Keeping Concord Rural
The outcome of this case with the county will heavily affect how much say Concord residents have about development in Concord.
The Concord comprehensive plan and the county comprehensive/farmland preservation plan reflect Concord’s voice. The question being decided by the court is whether the law requires the county to follow its own plan or whether it is just advisory. The state law says that the county “shall” follow the plan.
August 14 and September 25, 2023: The judge issued oral rulings that the rezone did *not* comply with the Farmland Preservation Law requirements (Wis. Stats. 91.48(1)).
The judge ruled in our favor on one statute!! But he did not issue a ruling on whether the rezone was consistent with the county's comprehensive plan (whether it also violated provisions in Wis. Stats. 66.1001). On September 25 the judge vacated (overturned) the rezone. The property owner could re-apply for rezoning, but it would likely not succeed. The county may appeal. Details:
The Town of Concord’s rural character has been maintained over the years largely by the Concord Town Plan. The Concord Town Plan is more restrictive than the county’s plan, but the county is the zoning authority for Concord and is legally supposed to follow the Concord plan when it comes to land use (rezoning in Farmland Preservation areas; number of lot splits or where businesses are allowed). Last March (2022) the county decided they would no longer follow the town plan and would allow commercial development at their discretion. This appears to be against the state Farmland Preservation law.
Town comprehensive plans are important. They provide a sense of place and stability. When you settle into community with a comprehensive plan you should be able to feel comfortable knowing the people in that community adopted their plan and it will be adhered to.
The Town of Concord in Jefferson County (Wisconsin) is one of those places people move to because of the town plan, which provides a nice rural community with low-density living among farm fields and with jobs, restaurants, hospitals, shopping, etc. just minutes away. The town plan has been followed for many years.
The Farmland Preservation and Comprehensive Planning laws that make all of this possible seem to be untested by the courts. Jefferson County as our zoning authority has decided to test that “gray area” in the law by allowing business in areas that are not allowed by the Concord Comprehensive Plan, with the goal of promoting business development in Concord. Concord has the only largely undeveloped I-94 interchange in the county.

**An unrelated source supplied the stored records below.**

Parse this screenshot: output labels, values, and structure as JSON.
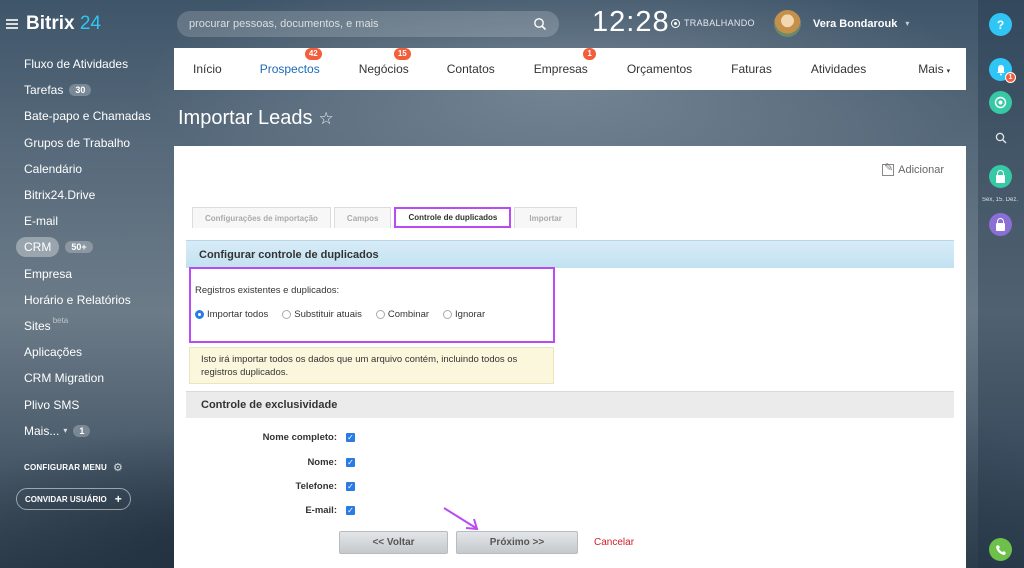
{
  "app": {
    "name": "Bitrix",
    "name_num": "24"
  },
  "sidebar": {
    "items": [
      {
        "label": "Fluxo de Atividades"
      },
      {
        "label": "Tarefas",
        "count": "30"
      },
      {
        "label": "Bate-papo e Chamadas"
      },
      {
        "label": "Grupos de Trabalho"
      },
      {
        "label": "Calendário"
      },
      {
        "label": "Bitrix24.Drive"
      },
      {
        "label": "E-mail"
      },
      {
        "label": "CRM",
        "count": "50+"
      },
      {
        "label": "Empresa"
      },
      {
        "label": "Horário e Relatórios"
      },
      {
        "label": "Sites",
        "sup": "beta"
      },
      {
        "label": "Aplicações"
      },
      {
        "label": "CRM Migration"
      },
      {
        "label": "Plivo SMS"
      },
      {
        "label": "Mais...",
        "count": "1"
      }
    ],
    "config_menu": "CONFIGURAR MENU",
    "invite_button": "CONVIDAR USUÁRIO"
  },
  "header": {
    "search_placeholder": "procurar pessoas, documentos, e mais",
    "clock": "12:28",
    "work_status": "TRABALHANDO",
    "user_name": "Vera Bondarouk"
  },
  "tabs": [
    {
      "label": "Início"
    },
    {
      "label": "Prospectos",
      "badge": "42",
      "active": true
    },
    {
      "label": "Negócios",
      "badge": "15"
    },
    {
      "label": "Contatos"
    },
    {
      "label": "Empresas",
      "badge": "1"
    },
    {
      "label": "Orçamentos"
    },
    {
      "label": "Faturas"
    },
    {
      "label": "Atividades"
    },
    {
      "label": "Mais"
    }
  ],
  "page_title": "Importar Leads",
  "panel": {
    "add_link": "Adicionar",
    "steps": [
      {
        "label": "Configurações de importação"
      },
      {
        "label": "Campos"
      },
      {
        "label": "Controle de duplicados",
        "active": true
      },
      {
        "label": "Importar"
      }
    ],
    "dup_section_title": "Configurar controle de duplicados",
    "dup_label": "Registros existentes e duplicados:",
    "radio_options": [
      {
        "label": "Importar todos",
        "selected": true
      },
      {
        "label": "Substituir atuais"
      },
      {
        "label": "Combinar"
      },
      {
        "label": "Ignorar"
      }
    ],
    "notice": "Isto irá importar todos os dados que um arquivo contém, incluindo todos os registros duplicados.",
    "exclusivity_title": "Controle de exclusividade",
    "fields": [
      {
        "label": "Nome completo:",
        "checked": true
      },
      {
        "label": "Nome:",
        "checked": true
      },
      {
        "label": "Telefone:",
        "checked": true
      },
      {
        "label": "E-mail:",
        "checked": true
      }
    ],
    "back_button": "<< Voltar",
    "next_button": "Próximo >>",
    "cancel_link": "Cancelar"
  },
  "rightbar": {
    "help": "?",
    "notifications_count": "1",
    "date_label": "Sex, 15. Dez."
  },
  "colors": {
    "accent": "#2fc6f6",
    "active_tab": "#1a6bba",
    "badge": "#f35d3a",
    "highlight": "#b84cf2"
  }
}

Concord’s 10-year update of the town plan was adopted on November 23, 2022. Concord residents have shown a very strong desire to keep Concord rural, largely the way it is. We as a town have just spent over $27,000 to update our town plan.
Update November 11, 2022: In response to a claim filed in Circuit Court, the county has admitted they have a legal obligation to follow the town plan.
They now claim that since the town plan update process had not been completed and it had been more then ten years since the plan was adopted, they were free to approve development projects that didn't follow the plan till the plan update was completed.
The law doesn’t say the plan expires in 10 years; it just says the plan needs to be updated every 10 years. Concord purposely delayed updating its plan till after the 2020 census and the county finished updating their plan, so that our plan could take the latest data and the county's own revised plan into account. The reason for having a town plan is local input and consistency in zoning. It would be very strange if technical details (such as adjusting the timing of our plan update) left our community without any zoning criteria and took away citizens' input in planning. Given that many communities' plan are out-of-date, that would be a huge gap in comprehensive planning law and so would go against the intent of that law.